= INPUT RECORDS =
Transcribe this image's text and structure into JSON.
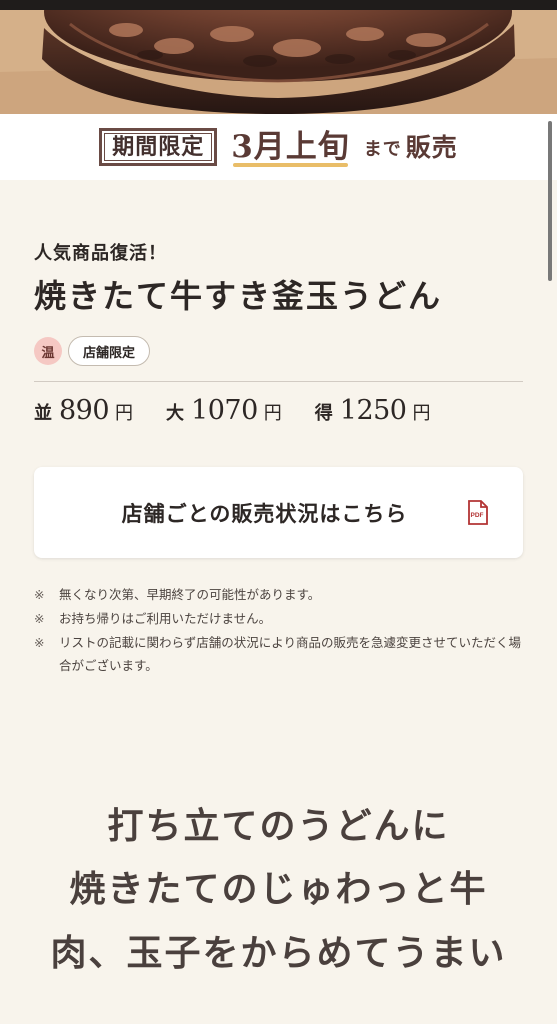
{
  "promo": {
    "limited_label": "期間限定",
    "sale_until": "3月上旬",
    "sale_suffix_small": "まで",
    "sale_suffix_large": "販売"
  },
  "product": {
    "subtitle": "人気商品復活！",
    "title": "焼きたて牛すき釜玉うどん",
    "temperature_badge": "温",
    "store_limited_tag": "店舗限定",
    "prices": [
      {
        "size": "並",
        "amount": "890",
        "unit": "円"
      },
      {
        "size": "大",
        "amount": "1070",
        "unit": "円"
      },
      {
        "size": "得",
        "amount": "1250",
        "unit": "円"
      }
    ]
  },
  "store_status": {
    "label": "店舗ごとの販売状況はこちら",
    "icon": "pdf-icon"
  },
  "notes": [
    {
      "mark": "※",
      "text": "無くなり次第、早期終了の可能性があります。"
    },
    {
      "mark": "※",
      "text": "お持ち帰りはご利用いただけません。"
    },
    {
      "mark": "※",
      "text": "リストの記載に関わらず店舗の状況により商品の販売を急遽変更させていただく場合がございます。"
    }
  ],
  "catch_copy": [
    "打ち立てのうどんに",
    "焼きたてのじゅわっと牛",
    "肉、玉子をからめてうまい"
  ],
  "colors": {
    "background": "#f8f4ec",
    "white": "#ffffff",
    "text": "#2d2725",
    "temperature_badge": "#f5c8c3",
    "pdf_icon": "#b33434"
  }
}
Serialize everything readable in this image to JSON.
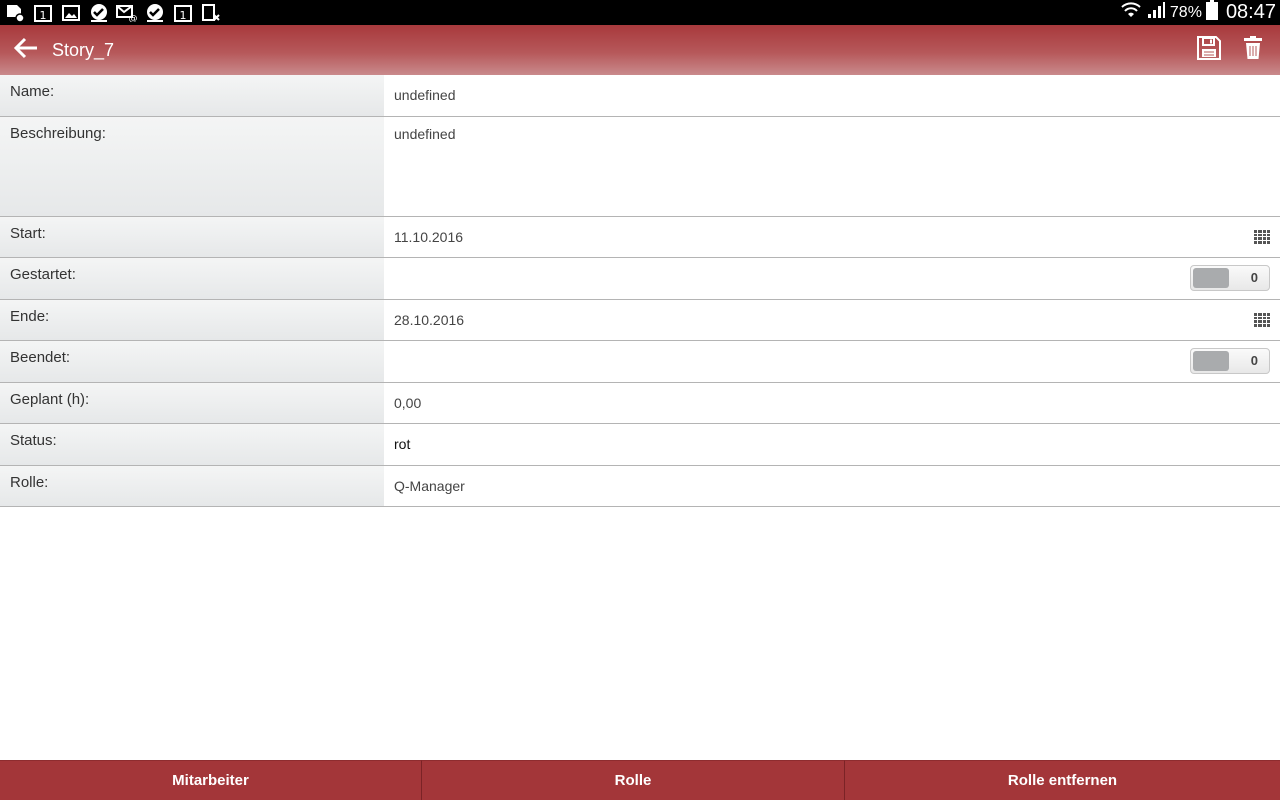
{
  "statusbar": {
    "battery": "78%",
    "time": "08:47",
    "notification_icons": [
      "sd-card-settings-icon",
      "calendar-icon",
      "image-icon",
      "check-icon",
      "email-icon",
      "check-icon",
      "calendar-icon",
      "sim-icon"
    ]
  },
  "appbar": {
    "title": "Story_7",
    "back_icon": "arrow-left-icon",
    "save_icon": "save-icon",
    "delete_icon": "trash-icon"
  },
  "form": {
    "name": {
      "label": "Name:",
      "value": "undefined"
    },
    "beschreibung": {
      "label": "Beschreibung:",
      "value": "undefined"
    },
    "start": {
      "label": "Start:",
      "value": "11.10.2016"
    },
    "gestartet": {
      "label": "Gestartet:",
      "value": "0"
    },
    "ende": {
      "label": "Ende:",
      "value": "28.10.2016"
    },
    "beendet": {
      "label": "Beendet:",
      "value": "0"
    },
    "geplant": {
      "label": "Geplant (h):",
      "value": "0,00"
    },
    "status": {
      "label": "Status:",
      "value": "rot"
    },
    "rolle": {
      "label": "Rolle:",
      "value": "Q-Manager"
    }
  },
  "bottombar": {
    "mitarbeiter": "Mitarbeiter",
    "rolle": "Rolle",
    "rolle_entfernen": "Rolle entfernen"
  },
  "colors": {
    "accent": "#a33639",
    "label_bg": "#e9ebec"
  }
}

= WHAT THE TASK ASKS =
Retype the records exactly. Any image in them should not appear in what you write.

= EXERCISE SOLUTION =
Transcribe this image's text and structure into JSON.
{
  "promo": {
    "limited_label": "期間限定",
    "sale_until": "3月上旬",
    "sale_suffix_small": "まで",
    "sale_suffix_large": "販売"
  },
  "product": {
    "subtitle": "人気商品復活！",
    "title": "焼きたて牛すき釜玉うどん",
    "temperature_badge": "温",
    "store_limited_tag": "店舗限定",
    "prices": [
      {
        "size": "並",
        "amount": "890",
        "unit": "円"
      },
      {
        "size": "大",
        "amount": "1070",
        "unit": "円"
      },
      {
        "size": "得",
        "amount": "1250",
        "unit": "円"
      }
    ]
  },
  "store_status": {
    "label": "店舗ごとの販売状況はこちら",
    "icon": "pdf-icon"
  },
  "notes": [
    {
      "mark": "※",
      "text": "無くなり次第、早期終了の可能性があります。"
    },
    {
      "mark": "※",
      "text": "お持ち帰りはご利用いただけません。"
    },
    {
      "mark": "※",
      "text": "リストの記載に関わらず店舗の状況により商品の販売を急遽変更させていただく場合がございます。"
    }
  ],
  "catch_copy": [
    "打ち立てのうどんに",
    "焼きたてのじゅわっと牛",
    "肉、玉子をからめてうまい"
  ],
  "colors": {
    "background": "#f8f4ec",
    "white": "#ffffff",
    "text": "#2d2725",
    "temperature_badge": "#f5c8c3",
    "pdf_icon": "#b33434"
  }
}
Serialize everything readable in this image to JSON.
{
  "statusbar": {
    "battery": "78%",
    "time": "08:47",
    "notification_icons": [
      "sd-card-settings-icon",
      "calendar-icon",
      "image-icon",
      "check-icon",
      "email-icon",
      "check-icon",
      "calendar-icon",
      "sim-icon"
    ]
  },
  "appbar": {
    "title": "Story_7",
    "back_icon": "arrow-left-icon",
    "save_icon": "save-icon",
    "delete_icon": "trash-icon"
  },
  "form": {
    "name": {
      "label": "Name:",
      "value": "undefined"
    },
    "beschreibung": {
      "label": "Beschreibung:",
      "value": "undefined"
    },
    "start": {
      "label": "Start:",
      "value": "11.10.2016"
    },
    "gestartet": {
      "label": "Gestartet:",
      "value": "0"
    },
    "ende": {
      "label": "Ende:",
      "value": "28.10.2016"
    },
    "beendet": {
      "label": "Beendet:",
      "value": "0"
    },
    "geplant": {
      "label": "Geplant (h):",
      "value": "0,00"
    },
    "status": {
      "label": "Status:",
      "value": "rot"
    },
    "rolle": {
      "label": "Rolle:",
      "value": "Q-Manager"
    }
  },
  "bottombar": {
    "mitarbeiter": "Mitarbeiter",
    "rolle": "Rolle",
    "rolle_entfernen": "Rolle entfernen"
  },
  "colors": {
    "accent": "#a33639",
    "label_bg": "#e9ebec"
  }
}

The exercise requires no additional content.